LONDON — Counterterrorism police on Saturday questioned a friend of alleged Islamic extremist Michael Adebolajo, one of two suspects in a savage killing of a British soldier on a London street that has horrified the country.
The friend, Abu Nusaybah, was arrested immediately after he gave a BBC Television interview Friday describing how Adebolajo may have become radicalized in Kenya and alleging that Britain’s security services tried to recruit him six months ago. Police said Nusaybah was wanted on suspicion of involvement in unspecified acts of terrorism.
Meanwhile, a French soldier was stabbed in the throat in a busy commercial district outside Paris on Saturday, and France’s president said authorities are investigating any possible links with the recent slaying of a British soldier.
President Francois Hollande said the identity of the attacker was unknown and cautioned against jumping to conclusions about the assault on the uniformed soldier in the La Defense shopping area. The life of the 23-year-old soldier was not in danger, the Interior Ministry said in a statement.
Last year, three French paratroopers were killed by a man police described as a French-born Islamic extremist who then went on to strike a Jewish school in the south of France, killing four more people.
On Saturday, British police arrested three more suspects in connection with the attack there. Two men, aged 24 and 28, were picked up at a residential address in southeast London. A third man, 21, was arrested on a London street at the same time.
Police said they used a stun gun on two of the suspects. All three were detained on suspicion of conspiracy to commit murder. Officers have already detained four others in connection with the murder of 25-year-old soldier Lee Rigby, who was stabbed to death while walking outside the Royal Artillery Barracks in the Woolwich, south London, on Wednesday afternoon.
Adebolajo, 28, and Michael Adebowale, 22, are suspected of killing Rigby by hacking his body with knives and a meat cleaver in front of dozens of passersby Wednesday in the southeast London district of Woolwich.

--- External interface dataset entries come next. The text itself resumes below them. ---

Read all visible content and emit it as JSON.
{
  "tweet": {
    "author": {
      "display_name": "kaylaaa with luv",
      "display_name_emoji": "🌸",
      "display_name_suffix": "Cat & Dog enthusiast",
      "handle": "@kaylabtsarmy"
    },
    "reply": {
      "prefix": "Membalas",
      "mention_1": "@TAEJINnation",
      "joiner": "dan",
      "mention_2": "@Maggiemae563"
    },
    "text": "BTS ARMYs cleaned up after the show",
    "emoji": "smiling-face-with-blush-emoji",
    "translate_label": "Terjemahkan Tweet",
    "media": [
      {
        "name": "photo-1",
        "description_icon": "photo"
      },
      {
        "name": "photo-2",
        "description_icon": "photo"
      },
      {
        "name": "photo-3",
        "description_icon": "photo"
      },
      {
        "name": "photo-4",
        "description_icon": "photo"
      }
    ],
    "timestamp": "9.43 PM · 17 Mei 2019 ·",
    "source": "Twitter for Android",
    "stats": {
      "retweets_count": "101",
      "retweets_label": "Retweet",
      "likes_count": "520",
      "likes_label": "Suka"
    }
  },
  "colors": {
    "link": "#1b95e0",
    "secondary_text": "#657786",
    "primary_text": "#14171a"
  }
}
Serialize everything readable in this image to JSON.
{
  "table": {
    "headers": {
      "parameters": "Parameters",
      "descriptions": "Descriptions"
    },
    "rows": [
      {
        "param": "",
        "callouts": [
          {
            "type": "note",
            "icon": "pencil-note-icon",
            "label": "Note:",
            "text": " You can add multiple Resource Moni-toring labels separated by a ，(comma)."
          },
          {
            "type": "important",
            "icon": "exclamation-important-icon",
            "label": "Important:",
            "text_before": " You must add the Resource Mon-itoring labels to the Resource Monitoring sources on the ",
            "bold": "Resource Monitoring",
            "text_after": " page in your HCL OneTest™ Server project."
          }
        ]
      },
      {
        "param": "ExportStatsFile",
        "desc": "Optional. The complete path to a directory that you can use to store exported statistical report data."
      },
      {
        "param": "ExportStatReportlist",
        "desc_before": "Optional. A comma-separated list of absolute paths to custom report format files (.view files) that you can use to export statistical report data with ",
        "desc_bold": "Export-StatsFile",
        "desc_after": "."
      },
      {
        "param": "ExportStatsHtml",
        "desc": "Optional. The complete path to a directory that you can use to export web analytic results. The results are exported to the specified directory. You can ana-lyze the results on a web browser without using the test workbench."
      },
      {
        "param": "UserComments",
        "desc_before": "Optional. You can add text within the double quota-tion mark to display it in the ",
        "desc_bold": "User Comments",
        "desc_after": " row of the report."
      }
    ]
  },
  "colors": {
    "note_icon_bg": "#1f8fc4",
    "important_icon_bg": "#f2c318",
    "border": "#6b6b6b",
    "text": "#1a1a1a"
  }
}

The horrific scene was recorded on witnesses’ cellphones, and a video has emerged showing one of the two suspects making political statements and warning of more violence as the soldier lay on the ground.

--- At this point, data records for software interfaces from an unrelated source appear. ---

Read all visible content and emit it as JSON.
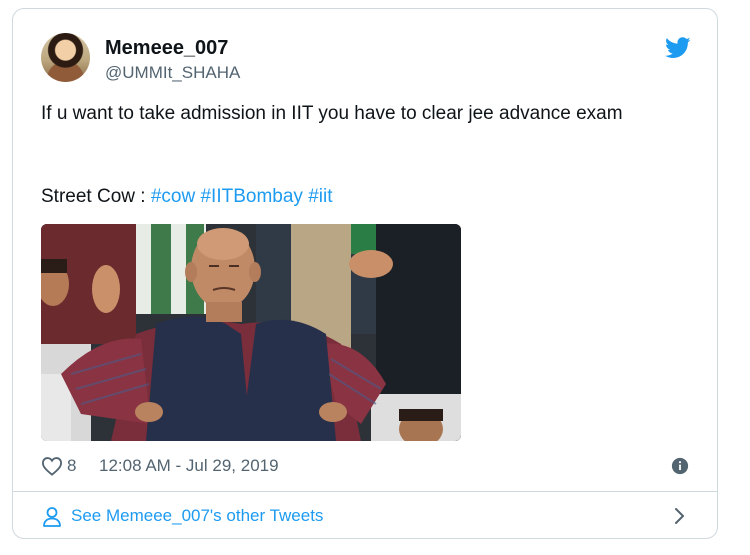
{
  "tweet": {
    "author_name": "Memeee_007",
    "author_handle": "@UMMIt_SHAHA",
    "text_line": "If u want to take admission in IIT you have to clear jee advance exam",
    "street_prefix": "Street Cow : ",
    "hashtags": [
      "#cow",
      "#IITBombay",
      "#iit"
    ],
    "likes": "8",
    "timestamp": "12:08 AM - Jul 29, 2019"
  },
  "footer": {
    "label": "See Memeee_007's other Tweets"
  },
  "icons": {
    "brand": "twitter-bird-icon",
    "like": "heart-icon",
    "info": "info-icon",
    "profile": "person-icon",
    "next": "chevron-right-icon"
  },
  "colors": {
    "accent": "#1d9bf0",
    "text": "#0f1419",
    "muted": "#536471",
    "border": "#cfd9de"
  }
}
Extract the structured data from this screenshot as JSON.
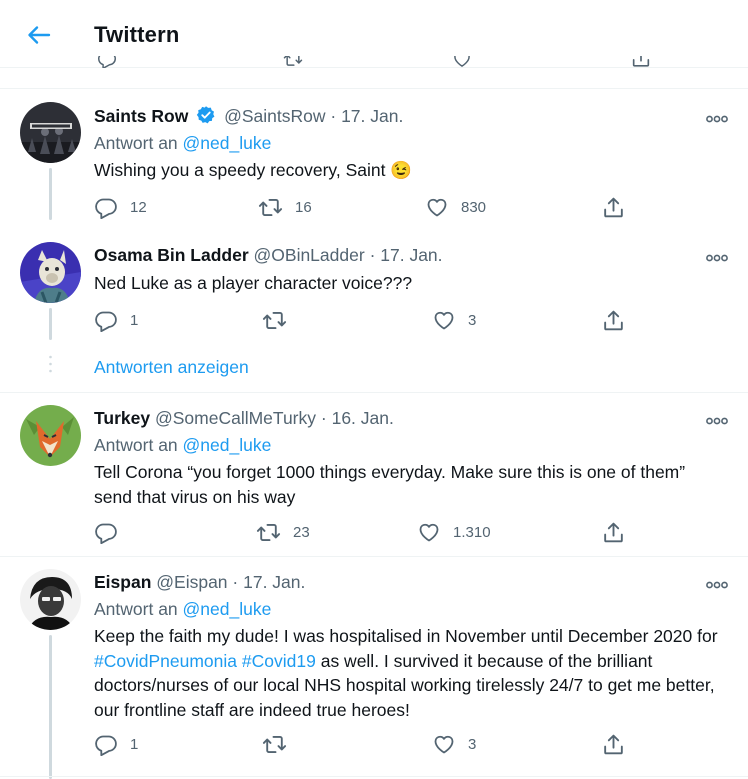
{
  "header": {
    "title": "Twittern"
  },
  "tweets": [
    {
      "name": "Saints Row",
      "verified": true,
      "handle": "@SaintsRow",
      "date": "· 17. Jan.",
      "reply_prefix": "Antwort an",
      "reply_to": "@ned_luke",
      "text": "Wishing you a speedy recovery, Saint 😉",
      "replies": "12",
      "retweets": "16",
      "likes": "830"
    },
    {
      "name": "Osama Bin Ladder",
      "handle": "@OBinLadder",
      "date": "· 17. Jan.",
      "text": "Ned Luke as a player character voice???",
      "replies": "1",
      "retweets": "",
      "likes": "3"
    },
    {
      "name": "Turkey",
      "handle": "@SomeCallMeTurky",
      "date": "· 16. Jan.",
      "reply_prefix": "Antwort an",
      "reply_to": "@ned_luke",
      "text_line1": "Tell Corona “you forget 1000 things everyday. Make sure this is one of them”",
      "text_line2": "send that virus on his way",
      "replies": "",
      "retweets": "23",
      "likes": "1.310"
    },
    {
      "name": "Eispan",
      "handle": "@Eispan",
      "date": "· 17. Jan.",
      "reply_prefix": "Antwort an",
      "reply_to": "@ned_luke",
      "text_a": "Keep the faith my dude! I was hospitalised in November until December 2020 for ",
      "hashtag1": "#CovidPneumonia",
      "hashtag2": "#Covid19",
      "text_b": " as well. I survived it because of the brilliant doctors/nurses of our local NHS hospital working tirelessly 24/7 to get me better, our frontline staff are indeed true heroes!",
      "replies": "1",
      "retweets": "",
      "likes": "3"
    }
  ],
  "show_replies": "Antworten anzeigen",
  "colors": {
    "accent": "#1d9bf0",
    "secondary_text": "#536471",
    "divider": "#eff3f4",
    "thread_line": "#cfd9de"
  },
  "icons": [
    "arrow-left-icon",
    "more-icon",
    "reply-icon",
    "retweet-icon",
    "like-icon",
    "share-icon",
    "verified-badge-icon",
    "wink-emoji"
  ]
}
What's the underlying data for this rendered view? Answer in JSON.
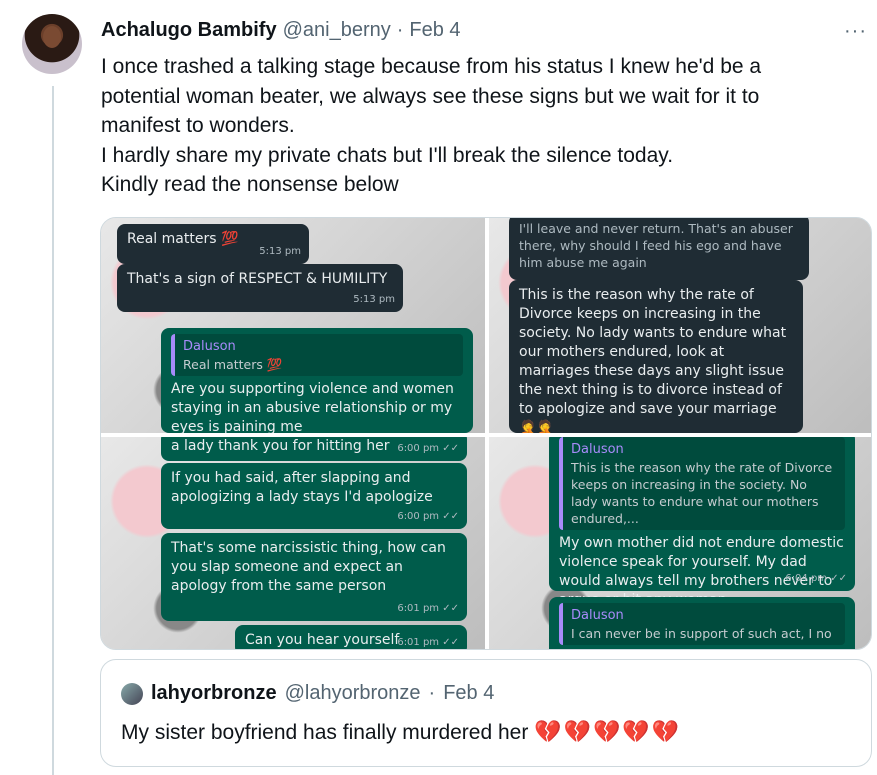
{
  "tweet": {
    "display_name": "Achalugo Bambify",
    "handle": "@ani_berny",
    "dot": "·",
    "date": "Feb 4",
    "more_icon": "···",
    "lines": [
      "I once trashed a talking stage because from his status I knew he'd be a",
      "potential woman beater,  we always see these signs but we wait for it to",
      "manifest to wonders.",
      "I hardly share my private chats but I'll break the silence today.",
      "Kindly read the nonsense below"
    ]
  },
  "media": {
    "tile1": {
      "b1": {
        "text": "Real matters 💯",
        "time": "5:13 pm"
      },
      "b2": {
        "text": "That's a sign of RESPECT & HUMILITY",
        "time": "5:13 pm"
      },
      "b3": {
        "quote_name": "Daluson",
        "quote_text": "Real matters 💯",
        "text": "Are you supporting violence and women staying in an abusive relationship or my eyes is paining me"
      }
    },
    "tile2": {
      "b1": {
        "text": "I'll leave and never return. That's an abuser there, why should I feed his ego and have him abuse me again"
      },
      "b2": {
        "text": "This is the reason why the rate of Divorce keeps on increasing in the society. No lady wants to endure what our mothers endured, look at marriages these days any slight issue the next thing is to divorce instead of to apologize and save your marriage 🤦🤦"
      }
    },
    "tile3": {
      "b1": {
        "text": "a lady thank you for hitting her",
        "time": "6:00 pm ✓✓"
      },
      "b2": {
        "text": "If you had said, after slapping and apologizing a lady stays I'd apologize",
        "time": "6:00 pm ✓✓"
      },
      "b3": {
        "text": "That's some narcissistic thing,  how can you slap someone and expect an apology from the same person",
        "time": "6:01 pm ✓✓"
      },
      "b4": {
        "text": "Can you hear yourself",
        "time": "6:01 pm ✓✓"
      }
    },
    "tile4": {
      "b1": {
        "quote_name": "Daluson",
        "quote_text": "This is the reason why the rate of Divorce keeps on increasing in the society. No lady wants to endure what our mothers endured,...",
        "text": "My own mother did not endure domestic violence speak for yourself.  My dad would always tell my brothers never to argue or hit any woman.",
        "time": "6:04 pm ✓✓"
      },
      "b2": {
        "quote_name": "Daluson",
        "quote_text": "I can never be in support of such act, I no"
      }
    }
  },
  "quoted_tweet": {
    "display_name": "lahyorbronze",
    "handle": "@lahyorbronze",
    "dot": "·",
    "date": "Feb 4",
    "text": "My sister boyfriend has finally murdered her",
    "emoji": "💔💔💔💔💔"
  }
}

Police shot both men as they arrived minutes after Rigby’s slaying. Both suspects remain under armed guard at two London hospitals.

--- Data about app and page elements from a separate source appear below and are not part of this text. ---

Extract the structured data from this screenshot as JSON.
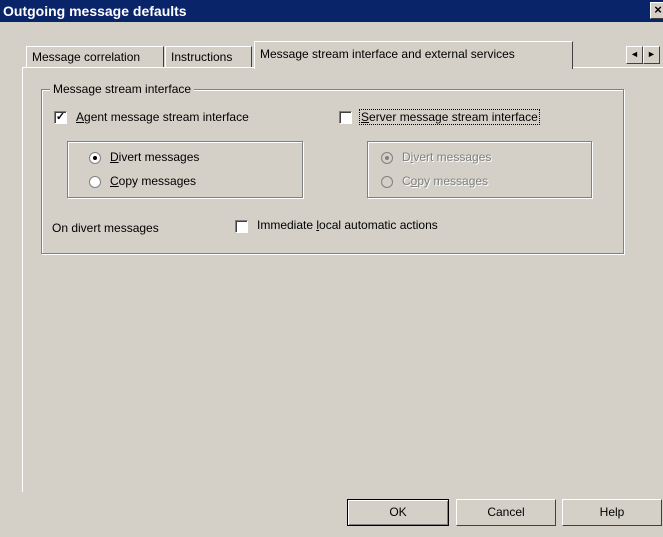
{
  "window": {
    "title": "Outgoing message defaults",
    "close_label": "×"
  },
  "tabs": [
    {
      "label": "Message correlation",
      "active": false
    },
    {
      "label": "Instructions",
      "active": false
    },
    {
      "label": "Message stream interface and external services",
      "active": true
    }
  ],
  "tab_scroll": {
    "left": "◄",
    "right": "►"
  },
  "group": {
    "legend": "Message stream interface",
    "agent": {
      "label_pre": "",
      "label_accel": "A",
      "label_post": "gent message stream interface",
      "checked": true,
      "check_mark": "✓",
      "radios": [
        {
          "accel": "D",
          "rest": "ivert messages",
          "selected": true
        },
        {
          "accel": "C",
          "rest": "opy messages",
          "selected": false
        }
      ]
    },
    "server": {
      "label_accel": "S",
      "label_post": "erver message stream interface",
      "checked": false,
      "radios": [
        {
          "pre": "D",
          "accel": "i",
          "rest": "vert messages",
          "selected": true
        },
        {
          "pre": "C",
          "accel": "o",
          "rest": "py messages",
          "selected": false
        }
      ]
    },
    "divert": {
      "label": "On divert messages",
      "checkbox_pre": "Immediate ",
      "checkbox_accel": "l",
      "checkbox_post": "ocal automatic actions",
      "checked": false
    }
  },
  "buttons": {
    "ok": "OK",
    "cancel": "Cancel",
    "help": "Help"
  }
}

The attack has sparked fears of anti-Muslim sentiments in Britain. Police on Saturday arrested three people on suspicion of posting racist comments on Twitter ahead of a march organized by the far-right group English Defense League in the northern city of Newcastle. Police said some 1,500 people took part in the march.
The group, which has clashed violently with police in the past, has used Rigby’s murder to criticize the British government for not paying enough attention to radical Islam in the country. About 350 people staged a counterprotest.
Faith Matters, a charity campaigning against extremism, said its help line has received 162 calls since Rigby was killed from people reporting anti-Muslim incidents including attacks against mosques.
Questions abound over what could have led the two men to attack Rigby, a 25-year-old ceremonial military drummer and machine-gunner who had served in Afghanistan and was off duty when he was walking near his barracks.
Nusaybah’s interview offered one possible narrative. He said Adebolajo’s behavior changed after he allegedly suffered abuse at the hands of Kenyan security forces.
Nusaybah said in the BBC interview that Adebolajo became withdrawn after he was allegedly arrested and then abused both physically and sexually while in jail.
He said that agents from Britain’s domestic spy agency, MI5, approached Adebolajo after he returned to Britain and initially asked him if he had met specific Muslim militants, then asked Adebolajo if he was willing to act as an informer.
‘‘He was explicit in that he refused to work for them,’’ Nusaybah said. The BBC said police arrested Nusaybah outside its studios Friday night immediately after the interview.
London police confirmed that a 31-year-old man was arrested Friday night on suspicion of ‘‘the commission, preparation or instigation of acts of terrorism.’’ Police declined to identify Nusaybah by name.